One of the things the show does well is not reveal its hand too quickly. Vitally important – for something pitching itself as a slow-burn thriller – to keep in mind. Obvious you may say, but it’s been ignored before.

As an audience, we like to be kept guessing. Not too much, but enough to keep us hooked. Based on the first episode I think they’ve got the balance right. Let’s hope, if it’s maintained for the duration, the results could be something quite special.

[Interesting links]
Guardian blog: Utopia review | How long before they find you? The Utopia Inquiry

The Warriors: Director’s cut – can you dig it?

the warriors

Ok, it’s a film that first came out in 1979. Why on earth am I reviewing it? Well, I picked up the Director’s Cut version and had this vague, misty memory of watching parts of the original when I was a little lad. I remember Cyrus (the gang leader) and his monologue. It defines the film so it’s hard to forget. Here’s a snippet from IMDb, I couldn’t resist!

Cyrus: [yelling] Can you count, suckers? I say, the future is ours… if you can count!
[a couple of soldiers cheer for Cyrus]
Cyrus: Now, look what we have here before us. We got the Saracens sitting next to the Jones Street Boys. We’ve got the Moonrunners right by the Van Cortlandt Rangers. Nobody is wasting nobody. That… is a miracle. And miracles is the way things ought to be.
[Few more soldiers cheering for Cyrus]
Cyrus: You’re standing right now with nine delegates from 100 gangs. And there’s over a hundred more. That’s 20,000 hardcore members. Forty-thousand, counting affiliates, and twenty-thousand more, not organized, but ready to fight: 60,000 soldiers! Now, there ain’t but 20,000 police in the whole town.

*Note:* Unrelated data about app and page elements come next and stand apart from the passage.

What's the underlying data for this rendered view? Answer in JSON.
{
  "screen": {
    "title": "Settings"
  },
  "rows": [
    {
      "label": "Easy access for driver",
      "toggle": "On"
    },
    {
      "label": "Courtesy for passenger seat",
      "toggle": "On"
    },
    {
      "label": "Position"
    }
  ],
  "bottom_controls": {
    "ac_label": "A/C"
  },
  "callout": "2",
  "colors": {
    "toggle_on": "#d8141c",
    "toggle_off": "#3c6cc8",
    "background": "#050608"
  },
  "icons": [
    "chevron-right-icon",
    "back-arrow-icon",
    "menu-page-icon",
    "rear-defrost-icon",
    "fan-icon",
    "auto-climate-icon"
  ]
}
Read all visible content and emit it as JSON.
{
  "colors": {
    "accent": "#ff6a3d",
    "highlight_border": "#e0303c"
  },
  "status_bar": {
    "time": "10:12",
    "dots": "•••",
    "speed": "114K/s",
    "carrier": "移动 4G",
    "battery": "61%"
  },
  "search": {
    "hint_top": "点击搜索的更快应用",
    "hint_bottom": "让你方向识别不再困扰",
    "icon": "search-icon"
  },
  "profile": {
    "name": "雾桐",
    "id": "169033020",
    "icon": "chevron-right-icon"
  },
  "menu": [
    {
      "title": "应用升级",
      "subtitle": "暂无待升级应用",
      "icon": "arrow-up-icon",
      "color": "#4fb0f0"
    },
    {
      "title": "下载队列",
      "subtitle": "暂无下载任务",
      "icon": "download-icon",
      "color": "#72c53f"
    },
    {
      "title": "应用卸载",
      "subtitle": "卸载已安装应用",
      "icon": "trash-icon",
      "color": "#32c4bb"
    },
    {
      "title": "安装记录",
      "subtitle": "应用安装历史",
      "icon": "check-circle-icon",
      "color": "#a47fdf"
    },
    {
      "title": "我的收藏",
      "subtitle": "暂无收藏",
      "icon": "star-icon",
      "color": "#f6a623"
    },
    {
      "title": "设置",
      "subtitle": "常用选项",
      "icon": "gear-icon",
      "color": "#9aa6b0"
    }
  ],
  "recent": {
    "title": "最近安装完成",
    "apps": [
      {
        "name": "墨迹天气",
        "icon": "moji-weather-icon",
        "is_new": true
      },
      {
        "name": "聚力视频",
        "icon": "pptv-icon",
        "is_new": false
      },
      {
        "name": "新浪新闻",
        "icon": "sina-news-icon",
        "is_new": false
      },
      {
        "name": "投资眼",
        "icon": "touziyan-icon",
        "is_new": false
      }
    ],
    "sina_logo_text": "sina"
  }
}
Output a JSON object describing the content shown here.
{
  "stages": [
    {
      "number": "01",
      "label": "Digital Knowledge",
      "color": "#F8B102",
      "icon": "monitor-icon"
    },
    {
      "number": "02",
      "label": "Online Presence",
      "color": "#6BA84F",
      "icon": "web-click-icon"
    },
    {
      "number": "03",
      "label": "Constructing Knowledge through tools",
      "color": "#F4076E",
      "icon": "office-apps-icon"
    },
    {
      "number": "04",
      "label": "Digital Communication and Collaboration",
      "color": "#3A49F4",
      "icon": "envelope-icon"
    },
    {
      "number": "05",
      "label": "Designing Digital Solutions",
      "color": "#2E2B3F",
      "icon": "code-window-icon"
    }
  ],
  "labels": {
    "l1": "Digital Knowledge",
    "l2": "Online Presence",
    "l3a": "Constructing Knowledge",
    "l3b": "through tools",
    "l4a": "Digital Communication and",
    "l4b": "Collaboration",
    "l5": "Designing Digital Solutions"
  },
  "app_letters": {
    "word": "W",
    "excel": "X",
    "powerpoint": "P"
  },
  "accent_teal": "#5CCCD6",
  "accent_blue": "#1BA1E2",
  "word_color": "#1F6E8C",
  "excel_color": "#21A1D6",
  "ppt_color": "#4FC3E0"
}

Can you dig it?
Gang Members: Yeah.
the warriors film 1979
Cyrus: Can you dig it?
Gang Members: Yeah!
Cyrus: Can you dig it?
Gang Members: YEAH!

So what’s it all about?
I vaguely remember the premise, a gang racing back across town to Coney Island whilst all the other gangs across the city are out to get them, falsely blaming the Warriors for the death of their city leader, Cyrus. Other than that I can’t remember much about it. So it’s pretty much with fresh, adult eyes that I viewed Walter Hill’s Director’s Cut.

It starts with an intro from Walter Hill, discussing why he is generally against Directors revisiting their past work. All the claims that they ‘didn’t have the budget/time/script they wanted’ to really tell the story as they intended he addresses. He then gives a fairly detailed explanation of why he felt he wanted to give the film more of a graphic novel aesthetic. You wonder if this is entirely true, but throughout the film it freeze frames and shots of the characters became like graphic drawings, before moving into the next scene, then morphing back into the real world again. It’s a nice touch and you feel the time was taken to make this look slick, but still fit the tone of the film.

You also get the sense that, given the popularity of films adapted from graphic novels these days, it could be argued the Director and/or Studio are trying to cash in? I don’t buy that, I think Walter Hill loved the story and characters and just wanted to present the version he originally intended. And these days, with HD TVs and Blu-ray, there hasn’t been a better time to do it.

the warriorsSpeaking of tone, it’s also worth mentioning date. This was released in 1979, yet still feels effortlessly cool and not particularly dated (other than perhaps some of the hairstyles). There isn’t too much in the way of story, yet the film has strong characters you can identify with, even their steely leader Swan.

The gangs they face as they race across town are almost comical, yet some fit into the Warriors’ world – The Orphans, Baseball Furies, Turnbull ACs, Lizzie’s, Punks, Rogues and Riffs. Check them out here, they all have their own logos and brand identity, it’s fantastic.

Anyway, as usual I’m rambling along, let’s sum up. It may be a cult film, a classic, it may be from the tail end of the 70s, but it’s definitely worth a watch. Whether you remember the original or not, it’s just a pretty cool world to embrace.

The question is – you know where this is going – can you dig it?